[Page and application data records]
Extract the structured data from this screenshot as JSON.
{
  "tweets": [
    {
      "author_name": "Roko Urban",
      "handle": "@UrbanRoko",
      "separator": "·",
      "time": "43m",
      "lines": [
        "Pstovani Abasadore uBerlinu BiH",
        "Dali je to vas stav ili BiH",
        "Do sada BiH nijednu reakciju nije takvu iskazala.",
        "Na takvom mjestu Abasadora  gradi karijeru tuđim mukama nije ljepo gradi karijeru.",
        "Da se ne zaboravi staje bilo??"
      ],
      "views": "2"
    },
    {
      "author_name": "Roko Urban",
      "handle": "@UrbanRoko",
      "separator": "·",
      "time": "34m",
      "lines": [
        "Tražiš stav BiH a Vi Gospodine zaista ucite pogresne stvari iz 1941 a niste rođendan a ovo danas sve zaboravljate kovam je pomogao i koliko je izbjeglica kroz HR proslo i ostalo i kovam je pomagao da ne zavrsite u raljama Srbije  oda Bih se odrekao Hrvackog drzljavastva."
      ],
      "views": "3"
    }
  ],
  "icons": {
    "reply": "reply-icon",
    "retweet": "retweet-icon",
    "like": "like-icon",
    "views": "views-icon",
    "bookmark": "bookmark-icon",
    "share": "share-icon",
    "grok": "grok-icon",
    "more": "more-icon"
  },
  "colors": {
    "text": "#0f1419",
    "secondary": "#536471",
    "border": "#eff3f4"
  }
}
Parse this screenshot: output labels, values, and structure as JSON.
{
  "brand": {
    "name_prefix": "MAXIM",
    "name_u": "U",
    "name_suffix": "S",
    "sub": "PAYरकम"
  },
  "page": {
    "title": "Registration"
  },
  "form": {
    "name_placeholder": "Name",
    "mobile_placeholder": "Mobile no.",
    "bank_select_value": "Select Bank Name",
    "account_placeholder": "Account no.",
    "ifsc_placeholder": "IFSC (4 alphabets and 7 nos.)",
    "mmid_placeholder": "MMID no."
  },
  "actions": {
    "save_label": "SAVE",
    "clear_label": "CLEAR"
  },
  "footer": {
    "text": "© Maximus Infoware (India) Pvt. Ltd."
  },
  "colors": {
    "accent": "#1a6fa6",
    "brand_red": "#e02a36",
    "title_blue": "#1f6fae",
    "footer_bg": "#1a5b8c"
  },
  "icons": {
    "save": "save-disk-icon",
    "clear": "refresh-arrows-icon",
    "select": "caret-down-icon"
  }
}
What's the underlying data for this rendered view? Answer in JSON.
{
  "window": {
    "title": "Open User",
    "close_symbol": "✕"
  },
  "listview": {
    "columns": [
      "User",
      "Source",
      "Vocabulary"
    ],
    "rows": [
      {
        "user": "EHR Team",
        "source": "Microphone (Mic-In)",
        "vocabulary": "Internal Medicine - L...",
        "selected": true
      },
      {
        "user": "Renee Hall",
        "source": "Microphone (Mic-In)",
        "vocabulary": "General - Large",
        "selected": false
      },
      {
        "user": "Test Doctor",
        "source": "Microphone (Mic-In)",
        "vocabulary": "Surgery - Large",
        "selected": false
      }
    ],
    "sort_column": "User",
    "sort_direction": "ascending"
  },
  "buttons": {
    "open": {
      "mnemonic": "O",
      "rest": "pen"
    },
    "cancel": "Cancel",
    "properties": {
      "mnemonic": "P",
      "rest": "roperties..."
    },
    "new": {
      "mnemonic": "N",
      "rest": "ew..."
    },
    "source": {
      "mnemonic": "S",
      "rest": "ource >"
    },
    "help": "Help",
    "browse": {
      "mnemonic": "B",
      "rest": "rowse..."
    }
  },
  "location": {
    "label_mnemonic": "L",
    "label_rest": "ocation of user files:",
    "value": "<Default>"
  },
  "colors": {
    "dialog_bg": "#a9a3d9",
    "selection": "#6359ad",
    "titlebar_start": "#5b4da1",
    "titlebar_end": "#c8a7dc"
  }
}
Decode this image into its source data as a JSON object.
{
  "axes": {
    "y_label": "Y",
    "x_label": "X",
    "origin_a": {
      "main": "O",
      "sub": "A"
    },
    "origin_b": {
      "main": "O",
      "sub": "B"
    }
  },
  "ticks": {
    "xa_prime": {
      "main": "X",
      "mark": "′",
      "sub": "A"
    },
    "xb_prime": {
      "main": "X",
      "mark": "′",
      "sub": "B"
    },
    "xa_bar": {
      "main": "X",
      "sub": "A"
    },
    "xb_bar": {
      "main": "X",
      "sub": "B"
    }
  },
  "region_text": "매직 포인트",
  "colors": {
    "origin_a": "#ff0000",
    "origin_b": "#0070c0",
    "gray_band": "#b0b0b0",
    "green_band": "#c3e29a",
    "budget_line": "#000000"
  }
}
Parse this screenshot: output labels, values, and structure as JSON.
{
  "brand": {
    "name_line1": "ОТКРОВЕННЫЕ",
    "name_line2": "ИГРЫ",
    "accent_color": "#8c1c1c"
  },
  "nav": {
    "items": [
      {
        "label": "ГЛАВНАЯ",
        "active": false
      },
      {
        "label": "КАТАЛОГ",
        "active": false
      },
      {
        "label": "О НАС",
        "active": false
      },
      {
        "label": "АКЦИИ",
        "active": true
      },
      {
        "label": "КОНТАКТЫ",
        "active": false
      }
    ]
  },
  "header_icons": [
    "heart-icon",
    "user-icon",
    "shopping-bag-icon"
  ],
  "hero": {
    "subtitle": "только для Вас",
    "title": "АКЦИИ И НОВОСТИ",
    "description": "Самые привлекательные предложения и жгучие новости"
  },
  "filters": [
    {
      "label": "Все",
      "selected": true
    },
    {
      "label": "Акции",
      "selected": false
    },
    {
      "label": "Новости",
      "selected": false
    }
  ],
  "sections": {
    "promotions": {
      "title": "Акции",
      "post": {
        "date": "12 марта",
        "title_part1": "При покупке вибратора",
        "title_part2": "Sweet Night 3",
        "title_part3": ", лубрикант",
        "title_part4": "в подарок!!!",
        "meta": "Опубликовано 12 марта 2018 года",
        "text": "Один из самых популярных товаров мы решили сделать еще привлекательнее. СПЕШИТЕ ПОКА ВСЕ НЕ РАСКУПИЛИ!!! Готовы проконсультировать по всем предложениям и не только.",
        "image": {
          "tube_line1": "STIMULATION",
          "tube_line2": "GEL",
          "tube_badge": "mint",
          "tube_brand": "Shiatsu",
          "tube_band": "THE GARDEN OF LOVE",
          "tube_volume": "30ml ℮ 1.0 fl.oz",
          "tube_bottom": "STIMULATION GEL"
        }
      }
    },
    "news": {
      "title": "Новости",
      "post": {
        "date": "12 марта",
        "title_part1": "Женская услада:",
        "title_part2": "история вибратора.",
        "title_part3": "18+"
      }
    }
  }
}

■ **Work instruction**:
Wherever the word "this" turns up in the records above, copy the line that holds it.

■ **Task output**:
Extract the structured data from this screenshot as JSON.
Parse this screenshot: output labels, values, and structure as JSON.
What's the underlying data for this rendered view? Answer in JSON.
Decode this image into its source data as a JSON object.
Parse this screenshot: output labels, values, and structure as JSON.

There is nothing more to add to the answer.